BOUNTIFUL — The Davis County Republican Party condemns the action of those who stored Davis School Board candidate signs in the faculty room of a Bountiful elementary; and, to level the political playing field in the nonpartisan races, the group is trying to educate voters on where the candidates stand on the issues.
The education effort, and terse response by Davis GOP Chairwoman Kris Kimball, is in follow-up to a story that appeared in the Standard-Examiner on Sept. 27.
For a two-week period, campaign signs of three Davis Education Association “recommended” candidates were left in a faculty room, along with three maps posted of each of the Davis School District Board of Education races, Kimball said.
Teachers were asked to take home a sign if they lived in those districts, Kimball said. She said that is in violation of Utah’s election laws.
To help voters become educated on where their respective school board candidates stand, the Davis GOP has conducted a 10-question survey of the nonpartisan candidates and posted the results on the party’s website at www.DCRP-GOP.com.
“We don’t endorse any of the candidates,” Kimball stressed.
She said the party is merely trying to help voters make an “educated decision” in selecting a candidate whose choices will directly impact everyone’s children.
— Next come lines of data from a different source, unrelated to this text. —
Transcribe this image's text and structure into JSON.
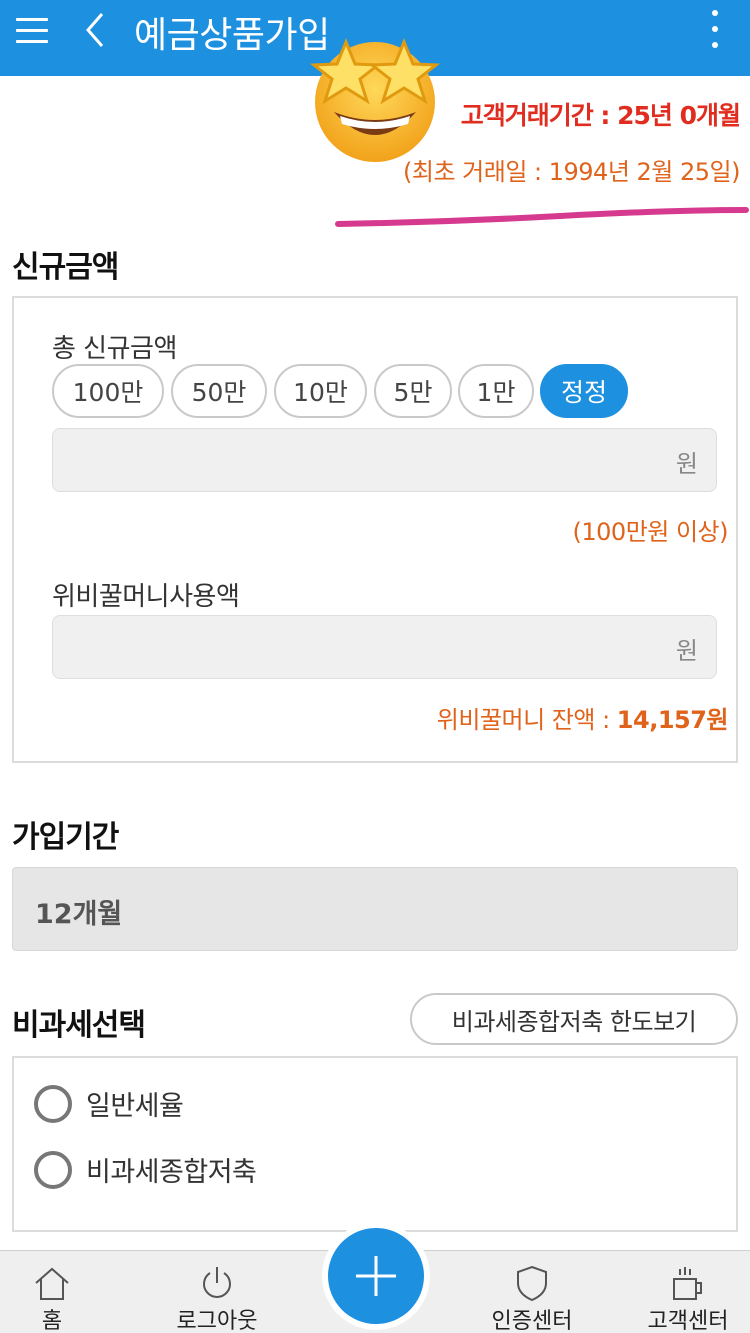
{
  "header": {
    "title": "예금상품가입",
    "menu_icon": "hamburger-icon",
    "back_icon": "chevron-left-icon",
    "more_icon": "kebab-menu-icon",
    "color": "#1e90e0"
  },
  "customer": {
    "tenure": "고객거래기간 : 25년 0개월",
    "first_date": "(최초 거래일 : 1994년 2월 25일)",
    "emoji": "star-struck-emoji"
  },
  "new_amount": {
    "section_title": "신규금액",
    "total_label": "총 신규금액",
    "chips": [
      "100만",
      "50만",
      "10만",
      "5만",
      "1만",
      "정정"
    ],
    "amount_unit": "원",
    "min_note": "(100만원 이상)",
    "honey_label": "위비꿀머니사용액",
    "honey_unit": "원",
    "balance_label": "위비꿀머니 잔액 : ",
    "balance_value": "14,157원"
  },
  "period": {
    "section_title": "가입기간",
    "value": "12개월"
  },
  "tax": {
    "section_title": "비과세선택",
    "limit_button": "비과세종합저축 한도보기",
    "options": [
      "일반세율",
      "비과세종합저축"
    ]
  },
  "bottom_nav": {
    "items": [
      "홈",
      "로그아웃",
      "인증센터",
      "고객센터"
    ],
    "icons": [
      "home-icon",
      "power-icon",
      "shield-icon",
      "cup-icon"
    ],
    "fab_icon": "plus-icon"
  }
}
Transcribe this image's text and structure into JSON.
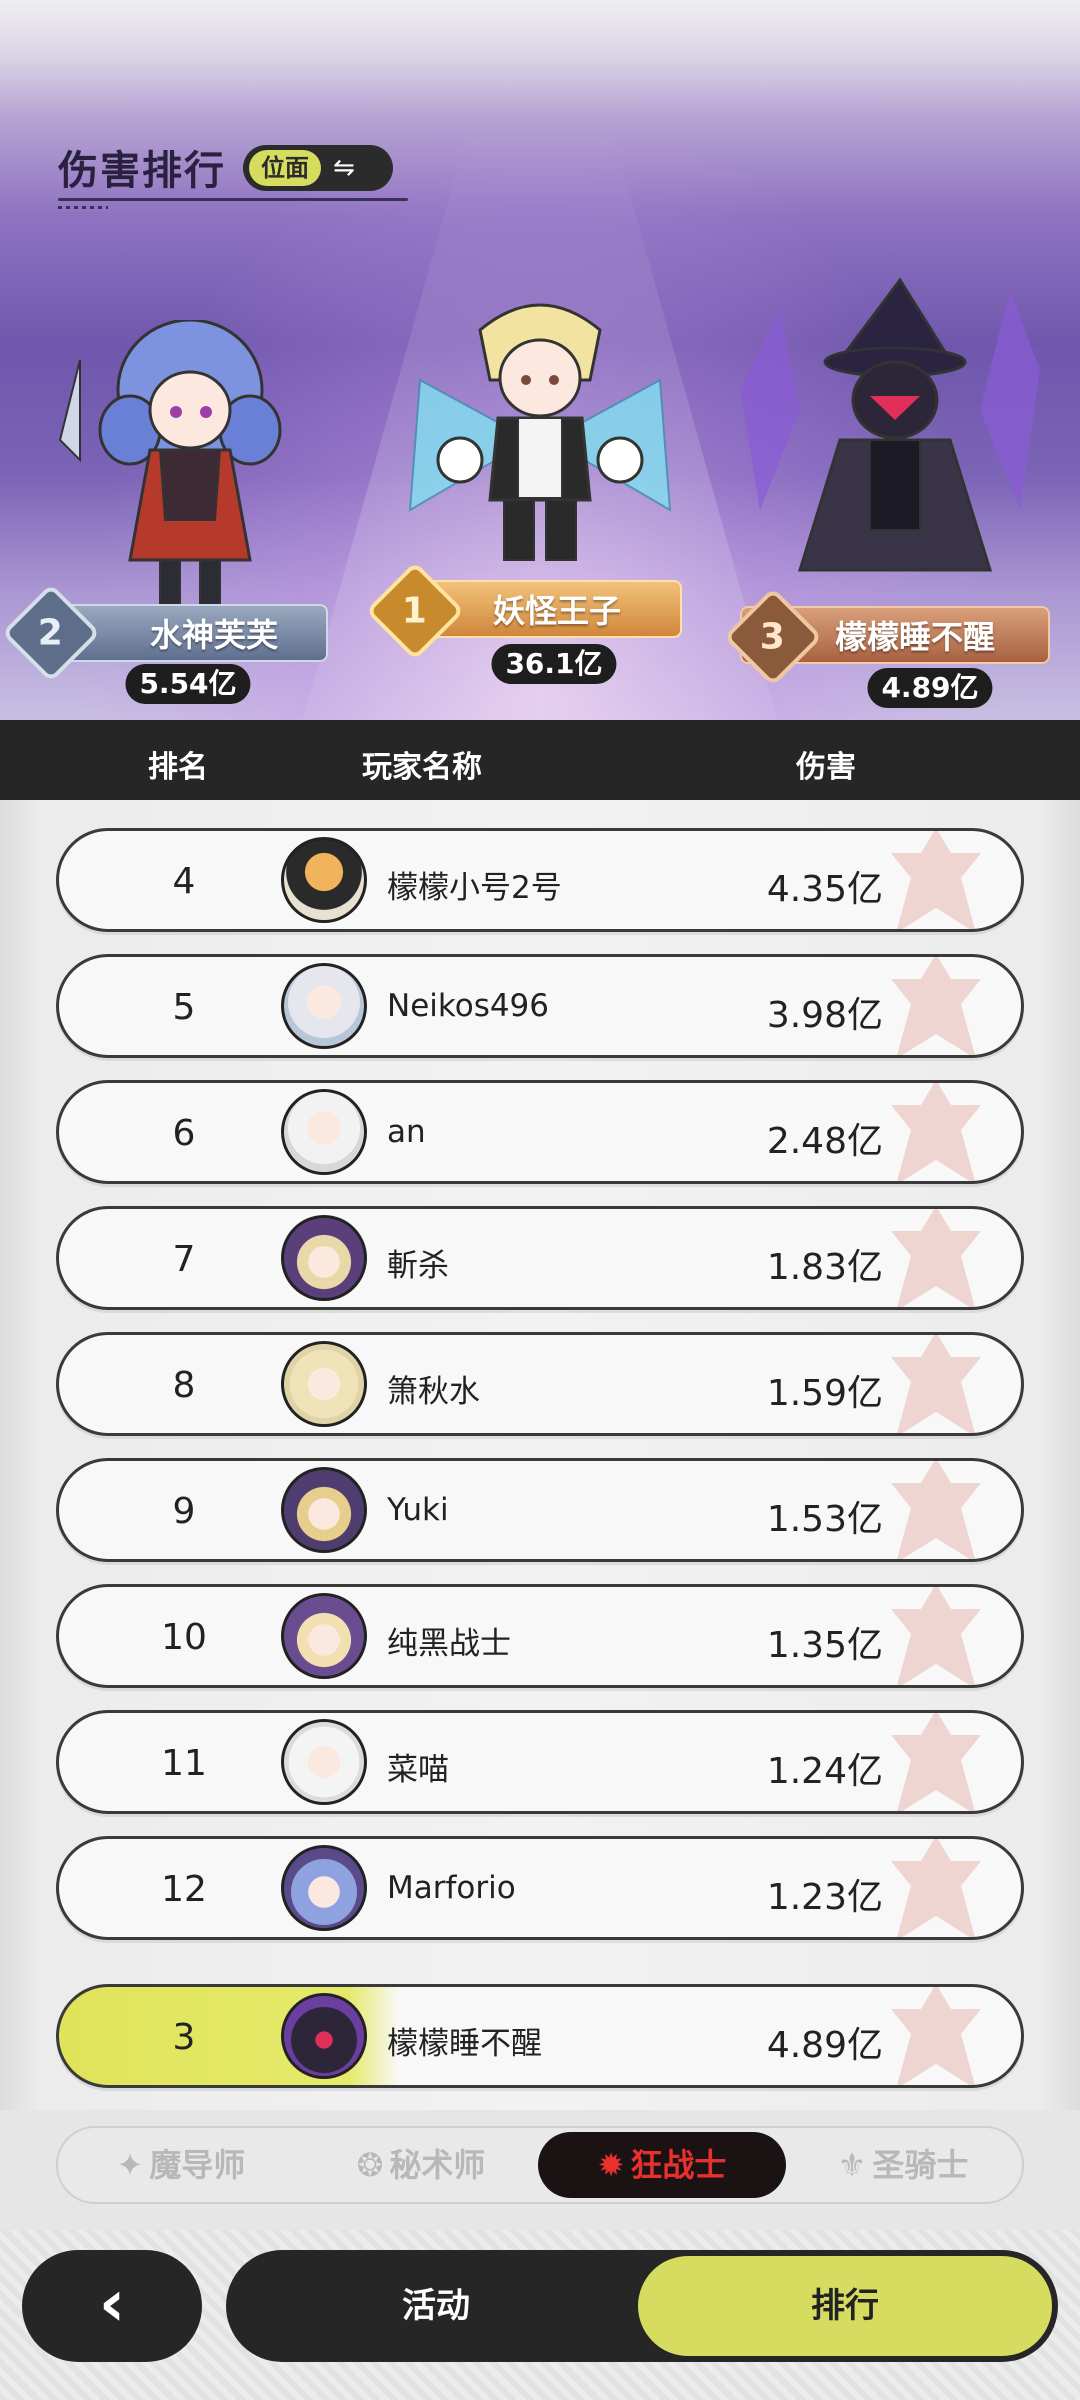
{
  "header": {
    "title": "伤害排行",
    "plane_toggle_label": "位面",
    "swap_glyph": "⇋"
  },
  "podium": [
    {
      "rank": "2",
      "name": "水神芙芙",
      "damage": "5.54亿"
    },
    {
      "rank": "1",
      "name": "妖怪王子",
      "damage": "36.1亿"
    },
    {
      "rank": "3",
      "name": "檬檬睡不醒",
      "damage": "4.89亿"
    }
  ],
  "table_header": {
    "rank": "排名",
    "player": "玩家名称",
    "damage": "伤害"
  },
  "rows": [
    {
      "rank": "4",
      "name": "檬檬小号2号",
      "damage": "4.35亿"
    },
    {
      "rank": "5",
      "name": "Neikos496",
      "damage": "3.98亿"
    },
    {
      "rank": "6",
      "name": "an",
      "damage": "2.48亿"
    },
    {
      "rank": "7",
      "name": "斬杀",
      "damage": "1.83亿"
    },
    {
      "rank": "8",
      "name": "箫秋水",
      "damage": "1.59亿"
    },
    {
      "rank": "9",
      "name": "Yuki",
      "damage": "1.53亿"
    },
    {
      "rank": "10",
      "name": "纯黑战士",
      "damage": "1.35亿"
    },
    {
      "rank": "11",
      "name": "菜喵",
      "damage": "1.24亿"
    },
    {
      "rank": "12",
      "name": "Marforio",
      "damage": "1.23亿"
    }
  ],
  "my_row": {
    "rank": "3",
    "name": "檬檬睡不醒",
    "damage": "4.89亿"
  },
  "class_tabs": [
    {
      "label": "魔导师"
    },
    {
      "label": "秘术师"
    },
    {
      "label": "狂战士",
      "active": true
    },
    {
      "label": "圣骑士"
    }
  ],
  "bottom_nav": {
    "back_glyph": "‹",
    "activity": "活动",
    "ranking": "排行"
  },
  "colors": {
    "accent_lime": "#d6dc60",
    "dark": "#262626",
    "active_tab_text": "#e8302d"
  }
}
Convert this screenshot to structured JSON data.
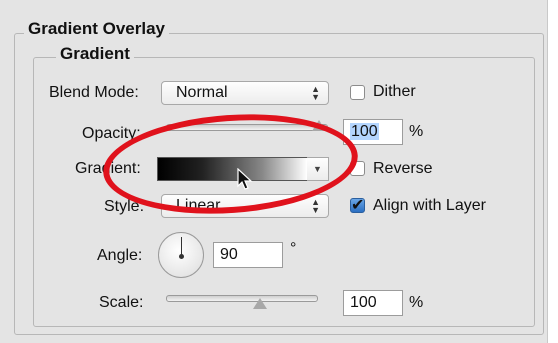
{
  "panel": {
    "section_title": "Gradient Overlay",
    "group_title": "Gradient"
  },
  "blend_mode": {
    "label": "Blend Mode:",
    "value": "Normal"
  },
  "dither": {
    "label": "Dither",
    "checked": false
  },
  "opacity": {
    "label": "Opacity:",
    "value": "100",
    "unit": "%",
    "level": 100
  },
  "gradient": {
    "label": "Gradient:"
  },
  "reverse": {
    "label": "Reverse",
    "checked": false
  },
  "style": {
    "label": "Style:",
    "value": "Linear"
  },
  "align_with_layer": {
    "label": "Align with Layer",
    "checked": true
  },
  "angle": {
    "label": "Angle:",
    "value": "90",
    "unit": "°"
  },
  "scale": {
    "label": "Scale:",
    "value": "100",
    "unit": "%",
    "level": 0.55
  },
  "colors": {
    "highlight": "#e0121c",
    "selection": "#b4d5fe"
  },
  "icons": {
    "cursor": "arrow-pointer-icon",
    "angle_dial": "angle-dial-icon"
  }
}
“The DCRP believes that as we have a right to vote, we also have a responsibility to get educated before we vote,” Kimball said.
Referring to the incident that occurred at the Bountiful elementary school, Kimball said the party abhors and condemns any kind of illegal or unethical campaign behavior.
The Davis County Republican Party blog states, “According to Mark Thomas of the Lieutenant Governor’s office, ‘It is illegal to use government emails or buildings or use work time or paid leave time to promote a candidate.’ ”
How can people encourage citizens to be a part of the process, when laws are broken and taxpayer money is abused, Kimball said.
“Who will want to run for (a) school board (position) if this kind of abuse is to take place and you’re running on your own against a candidate backed and supported by a special-interest group?” Kimball said.
Equally concerning, Kimball said, is that the individual who exposed the campaign violations felt they had to remain anonymous out of fear of retaliation by either losing their job, being bullied by other teachers or administrators, or possibly because they have children in the school system who may be bullied.
“Is this a one-time incident of politics in school, or are there others who have seen violations but were afraid to speak out or didn’t know where to report the abuse?” Kimball said.
Officials said that within 45 minutes of being notified by the Utah State Office of Education, Davis School District officials sent emails to school administrators regarding political activities in the Bountiful school and by educators, and the problem was corrected with the signs being removed.